1. What is it?

A 93 page consultation with 24 questions to answer by March 24. It refers only to NEA (non-examined assessment i.e. coursework) in Film and Media studies at GCSE and AS/A level.

2. What has already been decided?

The percentage allocated to coursework has been set at 30%; group work will no longer be allowed in either subject, though there are some points about new rules on non-assessed students helping out with projects.

3. What are they consulting on?

Of the 30%, it is proposed that:
• in Film Studies, 10% goes to evaluation, and 20% for the production itself
• In Media Studies, the full 30% is allocated to production, with the evaluation component in the exam.

They want to know your views on this. They also want your views on:
• whether individuals should be allowed to have non-assessed helpers on their projects,
• whether exam boards should be able to choose whether coursework is marked by centres or by the board.

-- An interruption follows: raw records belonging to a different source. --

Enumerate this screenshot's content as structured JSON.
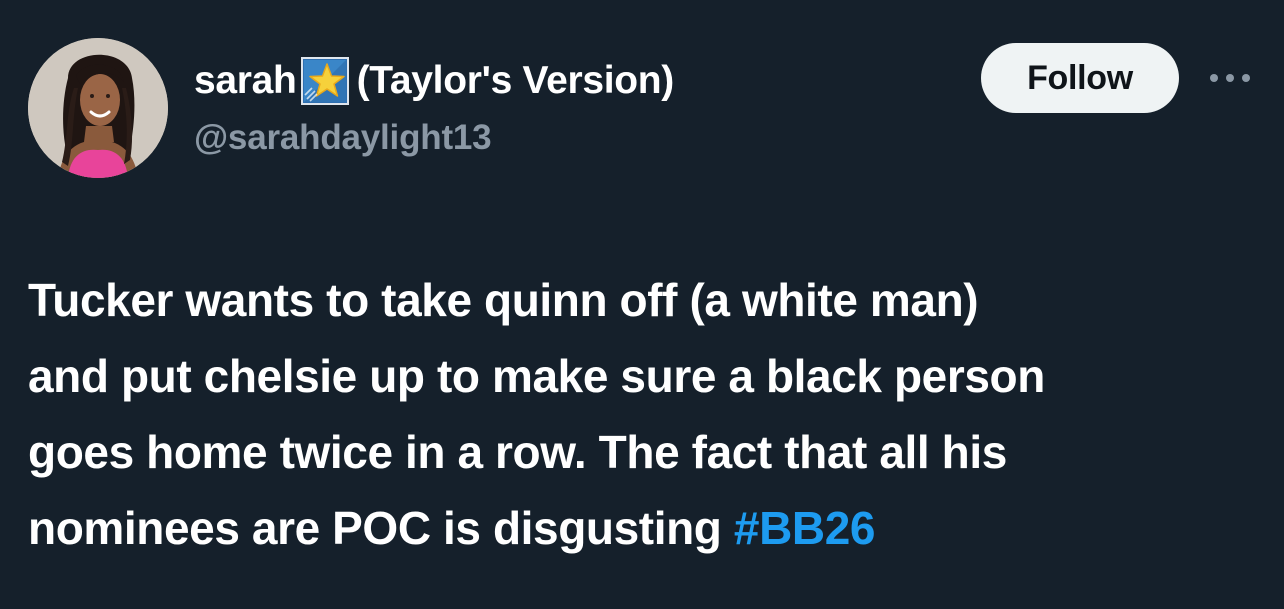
{
  "tweet": {
    "author": {
      "name_before_emoji": "sarah",
      "emoji": "star-emoji",
      "name_after_emoji": "(Taylor's Version)",
      "handle": "@sarahdaylight13",
      "avatar": "profile-photo"
    },
    "follow_label": "Follow",
    "more_icon": "ellipsis-icon",
    "text_lines": [
      "Tucker wants to take quinn off (a white  man)",
      "and put chelsie up to make sure a black person",
      "goes home twice in a row. The fact that all his",
      "nominees are POC is disgusting "
    ],
    "hashtag": "#BB26"
  },
  "colors": {
    "background": "#15202b",
    "text": "#ffffff",
    "secondary_text": "#8b98a5",
    "link": "#1d9bf0",
    "follow_button_bg": "#eff3f4",
    "follow_button_text": "#0f1419"
  }
}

In our view, the most significant part of the consultation is on the setting of tasks. Ofqual proposes that a different task or set of optional tasks is set each year in each subject by each exam board, no earlier than June 1st of the year preceding the final assessment (in other words June of Year 10 for GCSE or June of Year 12 for A level). For many specifications, this would represent a major change of practice, since currently, the same tasks are set year on year.

There are implications to changing this practice which we do not believe Ofqual have thought through. They argue that if tasks are set too early, this results in an undue focus on the coursework assessment task. We believe that changing the task every year will create problems of comparability and continuity.

If exam boards offer a choice of tasks, centres have some scope to play to the strengths and interests of their students. If those tasks are available for several years, it also gives the opportunity to learn from experience and to make good use of resources. If tasks had to be changed every year, this would be a disincentive to offer a range of choices, since exam boards would quickly run out of tasks. It would also be highly disruptive to centres – one year the main task could be a music video, the next a documentary, and so on. Current practice of offering tasks for several years also means that a clear sense of standards can be established, with comparability year on year. This would be much harder to achieve if each year the task has to be completely different.

4. What should we do?

For the last consultation on the subject areas, the DFE and Ofqual only received about 50 responses on each area- film, media, GCSE and A level. Such a low turnout means that they can largely ignore teacher concerns, as they did on the abandonment of group work and the absurd inclusion of a list of ‘theorists’ for A level media, which has subsequently become even more bizarre. This time around we need several hundred responses, to give us a much greater chance of having an impact.

The argument that knowing the task too early will lead to too much time being devoted to the coursework needs to be challenged. There is no evidence that this has been a problem in the past, so why would it be in the future?

We would urge you to fill out the consultation, as individual teachers, as departments and to get the support of Heads, parents and ex-students to fill it out as well.

The key area for us is to challenge the idea of changing coursework every year and setting a new task every June. We would urge you to challenge this in response to questions 5, 7, 9 and 11.